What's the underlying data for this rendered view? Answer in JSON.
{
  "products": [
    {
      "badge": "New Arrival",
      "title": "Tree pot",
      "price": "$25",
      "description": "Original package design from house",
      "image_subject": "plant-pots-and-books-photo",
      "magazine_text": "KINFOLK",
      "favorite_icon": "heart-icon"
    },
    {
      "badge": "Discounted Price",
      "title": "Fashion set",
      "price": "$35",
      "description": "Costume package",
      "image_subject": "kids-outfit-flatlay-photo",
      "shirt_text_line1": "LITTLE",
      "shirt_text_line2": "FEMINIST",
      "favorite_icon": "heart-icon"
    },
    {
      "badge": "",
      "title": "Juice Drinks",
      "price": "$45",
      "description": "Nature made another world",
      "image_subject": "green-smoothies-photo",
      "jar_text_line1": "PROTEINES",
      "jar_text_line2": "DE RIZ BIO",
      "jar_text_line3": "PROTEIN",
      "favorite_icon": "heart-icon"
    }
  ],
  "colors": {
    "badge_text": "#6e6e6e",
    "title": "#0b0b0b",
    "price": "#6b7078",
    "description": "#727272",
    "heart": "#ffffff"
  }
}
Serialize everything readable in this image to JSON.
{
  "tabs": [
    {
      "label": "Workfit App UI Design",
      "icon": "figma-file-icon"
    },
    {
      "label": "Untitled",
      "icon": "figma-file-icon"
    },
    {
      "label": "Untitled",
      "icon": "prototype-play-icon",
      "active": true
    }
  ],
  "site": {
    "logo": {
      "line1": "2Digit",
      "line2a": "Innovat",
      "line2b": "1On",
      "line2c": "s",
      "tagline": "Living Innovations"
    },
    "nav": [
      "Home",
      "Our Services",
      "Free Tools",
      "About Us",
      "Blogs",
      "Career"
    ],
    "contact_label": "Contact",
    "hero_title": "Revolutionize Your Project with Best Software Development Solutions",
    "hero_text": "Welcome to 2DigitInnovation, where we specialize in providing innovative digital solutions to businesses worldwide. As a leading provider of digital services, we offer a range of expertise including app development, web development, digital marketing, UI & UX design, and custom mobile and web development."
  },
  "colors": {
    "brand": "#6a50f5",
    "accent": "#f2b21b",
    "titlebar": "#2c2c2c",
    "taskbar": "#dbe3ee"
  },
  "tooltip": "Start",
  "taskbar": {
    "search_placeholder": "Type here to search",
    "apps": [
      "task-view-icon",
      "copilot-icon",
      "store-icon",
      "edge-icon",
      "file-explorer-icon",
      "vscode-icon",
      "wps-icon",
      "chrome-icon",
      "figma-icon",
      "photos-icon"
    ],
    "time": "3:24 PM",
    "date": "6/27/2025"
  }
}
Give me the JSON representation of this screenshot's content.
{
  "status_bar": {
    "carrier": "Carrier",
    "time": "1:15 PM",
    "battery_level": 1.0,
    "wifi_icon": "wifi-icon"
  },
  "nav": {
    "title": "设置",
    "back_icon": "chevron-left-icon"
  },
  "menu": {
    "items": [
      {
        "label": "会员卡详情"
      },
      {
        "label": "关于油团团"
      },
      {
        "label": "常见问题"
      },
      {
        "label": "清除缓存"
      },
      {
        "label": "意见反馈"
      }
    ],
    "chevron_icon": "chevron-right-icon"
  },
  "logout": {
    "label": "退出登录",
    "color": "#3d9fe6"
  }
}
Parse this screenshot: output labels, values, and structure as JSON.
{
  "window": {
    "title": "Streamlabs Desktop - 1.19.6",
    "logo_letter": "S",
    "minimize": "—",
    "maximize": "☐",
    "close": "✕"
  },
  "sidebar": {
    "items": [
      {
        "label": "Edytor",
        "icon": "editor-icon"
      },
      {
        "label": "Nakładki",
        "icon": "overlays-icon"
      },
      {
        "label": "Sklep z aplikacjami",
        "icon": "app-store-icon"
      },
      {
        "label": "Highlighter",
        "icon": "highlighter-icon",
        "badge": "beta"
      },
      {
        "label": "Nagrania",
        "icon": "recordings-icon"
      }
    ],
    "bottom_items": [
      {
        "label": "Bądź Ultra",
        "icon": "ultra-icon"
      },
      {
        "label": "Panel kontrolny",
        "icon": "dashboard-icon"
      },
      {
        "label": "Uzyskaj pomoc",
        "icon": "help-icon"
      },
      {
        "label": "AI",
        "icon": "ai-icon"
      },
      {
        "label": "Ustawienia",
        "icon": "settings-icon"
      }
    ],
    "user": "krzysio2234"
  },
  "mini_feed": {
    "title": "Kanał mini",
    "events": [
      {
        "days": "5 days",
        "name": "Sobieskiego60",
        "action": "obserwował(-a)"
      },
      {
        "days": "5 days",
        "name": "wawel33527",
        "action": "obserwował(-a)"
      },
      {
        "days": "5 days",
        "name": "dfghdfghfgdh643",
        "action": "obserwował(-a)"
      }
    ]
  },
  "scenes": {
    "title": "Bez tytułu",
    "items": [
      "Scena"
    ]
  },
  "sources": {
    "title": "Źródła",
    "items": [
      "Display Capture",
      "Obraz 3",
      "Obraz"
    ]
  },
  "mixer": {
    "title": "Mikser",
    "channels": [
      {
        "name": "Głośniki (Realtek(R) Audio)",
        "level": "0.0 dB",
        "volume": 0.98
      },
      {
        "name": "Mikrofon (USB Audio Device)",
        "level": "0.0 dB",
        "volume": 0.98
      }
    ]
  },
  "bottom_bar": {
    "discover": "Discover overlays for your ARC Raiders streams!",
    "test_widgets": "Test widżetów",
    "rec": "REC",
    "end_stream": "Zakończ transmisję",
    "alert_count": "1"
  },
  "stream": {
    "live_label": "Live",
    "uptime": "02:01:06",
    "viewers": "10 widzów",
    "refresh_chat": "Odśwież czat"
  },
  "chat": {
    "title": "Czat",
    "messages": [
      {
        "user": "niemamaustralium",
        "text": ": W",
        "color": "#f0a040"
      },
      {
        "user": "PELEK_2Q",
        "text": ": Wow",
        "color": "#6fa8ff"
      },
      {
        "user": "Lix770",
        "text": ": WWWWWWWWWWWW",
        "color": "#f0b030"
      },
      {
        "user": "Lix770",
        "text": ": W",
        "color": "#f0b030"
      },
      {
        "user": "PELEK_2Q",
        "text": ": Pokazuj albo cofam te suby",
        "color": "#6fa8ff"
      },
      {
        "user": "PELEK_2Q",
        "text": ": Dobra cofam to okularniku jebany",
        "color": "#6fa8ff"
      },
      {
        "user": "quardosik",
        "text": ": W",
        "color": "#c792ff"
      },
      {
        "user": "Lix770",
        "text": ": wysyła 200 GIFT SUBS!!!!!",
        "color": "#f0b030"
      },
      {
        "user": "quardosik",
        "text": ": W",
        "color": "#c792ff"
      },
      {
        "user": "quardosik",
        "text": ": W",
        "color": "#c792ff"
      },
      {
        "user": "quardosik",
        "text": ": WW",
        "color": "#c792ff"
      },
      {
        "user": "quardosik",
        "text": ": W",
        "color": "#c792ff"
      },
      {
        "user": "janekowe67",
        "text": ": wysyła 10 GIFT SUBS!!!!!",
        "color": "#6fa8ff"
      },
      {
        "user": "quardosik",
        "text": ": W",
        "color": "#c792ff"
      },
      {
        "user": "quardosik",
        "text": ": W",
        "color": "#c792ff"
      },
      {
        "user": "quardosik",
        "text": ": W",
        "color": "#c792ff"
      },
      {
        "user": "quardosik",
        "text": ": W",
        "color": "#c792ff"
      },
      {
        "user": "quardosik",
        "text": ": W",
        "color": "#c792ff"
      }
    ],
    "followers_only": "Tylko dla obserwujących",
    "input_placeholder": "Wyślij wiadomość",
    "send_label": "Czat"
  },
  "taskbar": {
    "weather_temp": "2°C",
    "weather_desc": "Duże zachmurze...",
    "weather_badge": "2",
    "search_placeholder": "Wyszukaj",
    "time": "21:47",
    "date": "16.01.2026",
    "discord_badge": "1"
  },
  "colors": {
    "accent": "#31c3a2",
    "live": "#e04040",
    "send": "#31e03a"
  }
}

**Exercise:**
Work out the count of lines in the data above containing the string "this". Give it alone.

**Worked solution:**
4